In Malaysia, as in many other nations around the world, IGCSE exams are still going head – meaning students are revising as normal, while knowing that their peers elsewhere are being given teacher-assessed grades.
This situation is strange but our focus as educators must be to help our students – which is why a focus now on the final strategies and techniques that will enable the best possible exam outcomes is vital.
International schools: Preparing students for IGCSE exams
Here are six ways we’re doing just that.
1. Offering mentoring
Following on from our January mock exams and now with predicted grades being scrutinised, our students’ needs have been identified and a coaching and mentoring plan is now up and running.
So that our students understand just how important these sessions are, they are each allocated to a member of the senior leadership team, including both our headteacher and principal, as their coach.
Each coach has to invite their mentee to a scheduled weekly meeting and there are very clear guidelines about what these sessions should look like.
Students should leave each session with an action point to work on that will support them and give them a takeaway strategy to work on in a particular subject or as part of their general exam revision.
2. Keeping an eye on students' mood
Time for students to feel that they can chat or open up to a trusted teacher is vital at this time of year.
Form tutors play a key role in this, setting the right tone for the day in a positive way, but also acting as the eyes on the ground and hopefully someone a student feels they can open up to if they are feeling stressed, anxious or generally negative about a particular subject or aspect of the school day.
They are also working tirelessly to check in with students every morning before the day begins. It is their job to sense the mood and be alert when there is a cause for concern.
Alongside this, as expected with exams nearing, our school counsellor has seen a rise in the number of students turning up at his door for a consultation, and our weekly meetings to update on pupil profiles is essential.
3. Sharing good ideas
While Covid may make it harder to work in large groups, there are many benefits to collaborating across classes where possible.
For example, my Year 11 students are working on their Paper 1 reading skills in English. The final question on the paper is a writing task worth 25 marks. For them it is the hardest question on the paper and so instead of making them churn out response after response, we’ve been collaborating (socially distancing, of course) on how to get to those top band marks.
They worked on building a response together and presented what mark they thought it was and why. A gallery critique followed it and then they continued to work together to learn how to get that initial response into a top band.
4. Outlining what good revisions looks like
It’s important that we discuss what good revision looks like, too. Teachers need to remind students that this is revision, they’ve been taught the information and they now need to use strategies specific to that subject to be able to recall this knowledge.
In English literature, we use knowledge organisers and flashcards as a strategy for recalling that AO1 knowledge and key quotations, for example. Every subject may be different but taking time to discuss this can pay dividends.
Sometimes there’s no greater support than peer support so at a recent motivational camp, we had our very own students share their own revision techniques for particular subjects.
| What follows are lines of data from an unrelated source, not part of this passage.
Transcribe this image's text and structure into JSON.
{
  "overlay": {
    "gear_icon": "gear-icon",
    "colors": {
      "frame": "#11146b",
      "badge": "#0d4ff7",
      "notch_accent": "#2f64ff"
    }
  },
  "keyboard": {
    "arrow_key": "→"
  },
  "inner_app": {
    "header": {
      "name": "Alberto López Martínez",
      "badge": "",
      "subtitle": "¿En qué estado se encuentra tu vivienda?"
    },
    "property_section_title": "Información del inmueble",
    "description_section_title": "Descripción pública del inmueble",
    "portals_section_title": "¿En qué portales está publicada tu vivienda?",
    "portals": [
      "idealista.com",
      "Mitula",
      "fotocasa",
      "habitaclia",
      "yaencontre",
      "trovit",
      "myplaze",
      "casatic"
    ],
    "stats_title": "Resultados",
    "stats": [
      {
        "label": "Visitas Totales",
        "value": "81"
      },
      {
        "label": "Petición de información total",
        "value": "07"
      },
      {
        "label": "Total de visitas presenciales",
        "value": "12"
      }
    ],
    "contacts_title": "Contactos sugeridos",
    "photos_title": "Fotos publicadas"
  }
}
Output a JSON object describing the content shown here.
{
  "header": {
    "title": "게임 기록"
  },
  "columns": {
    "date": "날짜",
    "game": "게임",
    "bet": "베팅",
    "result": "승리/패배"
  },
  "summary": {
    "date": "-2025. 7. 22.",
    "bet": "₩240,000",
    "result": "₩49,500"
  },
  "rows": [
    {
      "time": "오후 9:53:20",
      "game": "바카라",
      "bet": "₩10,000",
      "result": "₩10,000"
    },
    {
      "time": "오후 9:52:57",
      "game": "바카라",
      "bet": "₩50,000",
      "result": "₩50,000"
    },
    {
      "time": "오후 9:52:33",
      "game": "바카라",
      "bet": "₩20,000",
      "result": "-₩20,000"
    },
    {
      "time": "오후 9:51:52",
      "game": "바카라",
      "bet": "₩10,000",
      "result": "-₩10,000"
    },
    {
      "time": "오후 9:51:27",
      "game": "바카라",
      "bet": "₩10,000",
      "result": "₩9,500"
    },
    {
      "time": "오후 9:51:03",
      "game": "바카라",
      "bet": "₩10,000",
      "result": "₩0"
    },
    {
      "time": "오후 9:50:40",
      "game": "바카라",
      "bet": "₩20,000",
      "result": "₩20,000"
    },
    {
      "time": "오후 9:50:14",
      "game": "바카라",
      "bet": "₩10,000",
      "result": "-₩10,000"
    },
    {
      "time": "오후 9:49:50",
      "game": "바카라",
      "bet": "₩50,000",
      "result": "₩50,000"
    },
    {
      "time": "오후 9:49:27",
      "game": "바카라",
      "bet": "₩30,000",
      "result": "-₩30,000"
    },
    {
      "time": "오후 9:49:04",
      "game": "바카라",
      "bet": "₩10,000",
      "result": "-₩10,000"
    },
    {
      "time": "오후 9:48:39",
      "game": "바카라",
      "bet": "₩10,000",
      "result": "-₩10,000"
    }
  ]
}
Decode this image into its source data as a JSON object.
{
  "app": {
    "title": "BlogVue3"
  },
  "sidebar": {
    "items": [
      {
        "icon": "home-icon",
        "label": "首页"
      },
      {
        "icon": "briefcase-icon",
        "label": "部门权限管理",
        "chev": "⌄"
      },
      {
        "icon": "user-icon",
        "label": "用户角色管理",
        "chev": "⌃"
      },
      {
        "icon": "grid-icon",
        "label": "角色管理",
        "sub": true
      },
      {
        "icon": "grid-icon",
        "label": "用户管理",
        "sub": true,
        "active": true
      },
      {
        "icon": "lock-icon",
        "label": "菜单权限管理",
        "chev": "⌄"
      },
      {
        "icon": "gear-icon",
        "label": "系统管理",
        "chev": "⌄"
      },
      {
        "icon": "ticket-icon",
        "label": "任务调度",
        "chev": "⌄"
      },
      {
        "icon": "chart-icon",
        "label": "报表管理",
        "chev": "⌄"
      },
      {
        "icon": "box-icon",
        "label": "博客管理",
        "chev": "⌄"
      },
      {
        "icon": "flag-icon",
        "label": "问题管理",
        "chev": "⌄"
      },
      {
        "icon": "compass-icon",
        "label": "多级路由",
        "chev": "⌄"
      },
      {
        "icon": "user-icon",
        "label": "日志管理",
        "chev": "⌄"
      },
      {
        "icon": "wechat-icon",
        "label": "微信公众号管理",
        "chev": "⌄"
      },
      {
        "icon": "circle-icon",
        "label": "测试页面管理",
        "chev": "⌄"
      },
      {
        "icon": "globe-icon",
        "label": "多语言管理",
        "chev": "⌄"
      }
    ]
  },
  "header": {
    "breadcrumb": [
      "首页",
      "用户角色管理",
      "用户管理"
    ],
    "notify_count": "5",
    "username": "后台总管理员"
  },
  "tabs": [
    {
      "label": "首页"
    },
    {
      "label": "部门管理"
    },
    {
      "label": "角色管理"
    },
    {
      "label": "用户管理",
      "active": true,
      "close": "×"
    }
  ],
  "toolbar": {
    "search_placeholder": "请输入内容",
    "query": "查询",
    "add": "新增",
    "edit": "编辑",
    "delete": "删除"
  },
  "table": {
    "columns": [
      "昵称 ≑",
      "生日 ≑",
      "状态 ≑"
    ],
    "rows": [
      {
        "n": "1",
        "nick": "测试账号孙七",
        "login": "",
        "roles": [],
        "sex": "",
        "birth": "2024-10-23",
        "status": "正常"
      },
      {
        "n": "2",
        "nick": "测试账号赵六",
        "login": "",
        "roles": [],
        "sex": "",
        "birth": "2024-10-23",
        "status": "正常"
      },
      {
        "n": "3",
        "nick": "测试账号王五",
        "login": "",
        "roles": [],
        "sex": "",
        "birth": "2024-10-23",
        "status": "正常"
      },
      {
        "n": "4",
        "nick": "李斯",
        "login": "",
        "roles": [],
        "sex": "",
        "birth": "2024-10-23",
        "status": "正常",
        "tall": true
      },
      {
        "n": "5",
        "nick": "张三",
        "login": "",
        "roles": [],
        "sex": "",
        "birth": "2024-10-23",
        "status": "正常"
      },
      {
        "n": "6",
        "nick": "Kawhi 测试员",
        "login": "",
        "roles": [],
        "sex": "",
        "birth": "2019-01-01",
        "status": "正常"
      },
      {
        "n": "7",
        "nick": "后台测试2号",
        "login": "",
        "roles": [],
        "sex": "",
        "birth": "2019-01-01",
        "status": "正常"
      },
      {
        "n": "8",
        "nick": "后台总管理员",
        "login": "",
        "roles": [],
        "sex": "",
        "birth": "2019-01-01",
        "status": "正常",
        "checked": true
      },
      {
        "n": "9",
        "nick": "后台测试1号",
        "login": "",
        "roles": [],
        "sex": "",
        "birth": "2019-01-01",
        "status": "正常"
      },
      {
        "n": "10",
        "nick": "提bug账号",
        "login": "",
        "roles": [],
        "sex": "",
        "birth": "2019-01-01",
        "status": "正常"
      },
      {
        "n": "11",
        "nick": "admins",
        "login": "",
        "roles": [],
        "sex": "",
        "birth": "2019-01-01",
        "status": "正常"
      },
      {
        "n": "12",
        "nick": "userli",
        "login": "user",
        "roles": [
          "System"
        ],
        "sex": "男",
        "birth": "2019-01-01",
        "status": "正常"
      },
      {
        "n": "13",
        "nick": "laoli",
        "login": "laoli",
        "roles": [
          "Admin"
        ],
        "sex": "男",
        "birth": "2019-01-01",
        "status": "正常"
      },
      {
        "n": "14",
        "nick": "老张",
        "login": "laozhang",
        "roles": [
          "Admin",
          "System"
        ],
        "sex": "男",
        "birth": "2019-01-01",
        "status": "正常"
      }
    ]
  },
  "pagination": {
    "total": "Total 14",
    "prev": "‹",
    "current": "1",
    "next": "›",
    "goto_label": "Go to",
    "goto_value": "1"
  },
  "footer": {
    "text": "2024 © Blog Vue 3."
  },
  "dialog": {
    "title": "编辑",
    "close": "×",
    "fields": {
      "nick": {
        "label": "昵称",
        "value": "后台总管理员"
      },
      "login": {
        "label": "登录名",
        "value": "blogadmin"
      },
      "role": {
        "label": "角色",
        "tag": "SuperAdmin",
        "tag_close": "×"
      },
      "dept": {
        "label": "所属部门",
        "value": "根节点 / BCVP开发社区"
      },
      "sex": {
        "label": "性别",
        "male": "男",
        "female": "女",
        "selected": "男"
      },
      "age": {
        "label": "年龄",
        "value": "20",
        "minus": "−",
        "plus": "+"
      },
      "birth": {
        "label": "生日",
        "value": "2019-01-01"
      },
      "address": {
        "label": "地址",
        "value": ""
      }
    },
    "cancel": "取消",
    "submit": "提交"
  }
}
5. Informing parents
Good communication with parents is key. Keeping them updated with exam entries, forecast grades and even with basics such as where to find the exam timetables and how to talk their child though it are key to helping parents feel supported, too.
Do your parents know what a good revision timetable should look like and how much time their child should be revising for, for example? Or where exams are taking place and how long they last?
We held a workshop with our parents to talk through the basic exam practicalities and logistics and it helped everyone feel more confident and clear about what lies ahead.
6. Nudging parents into helpful behaviours
Parent workshops can also be a great way to chat with parents about how to create supportive and nurturing environments at home – without telling them how to parent.
In the right environment and with the right tone, this can be a really useful session for first-time exam season parents and experienced parents alike to help them pick up some new tips for helping to support their child this time and share their own top tips – from early bedtimes to eating well.
For some parents, just attending the session is their way of being there for their child and will also go a long way.
So good luck this year to all of us: students, teachers and parents. We’re all new to this post-Covid exam experience and it’s a challenge for us all.
Maddy Jones is key stage 4 director at an international school in Malaysia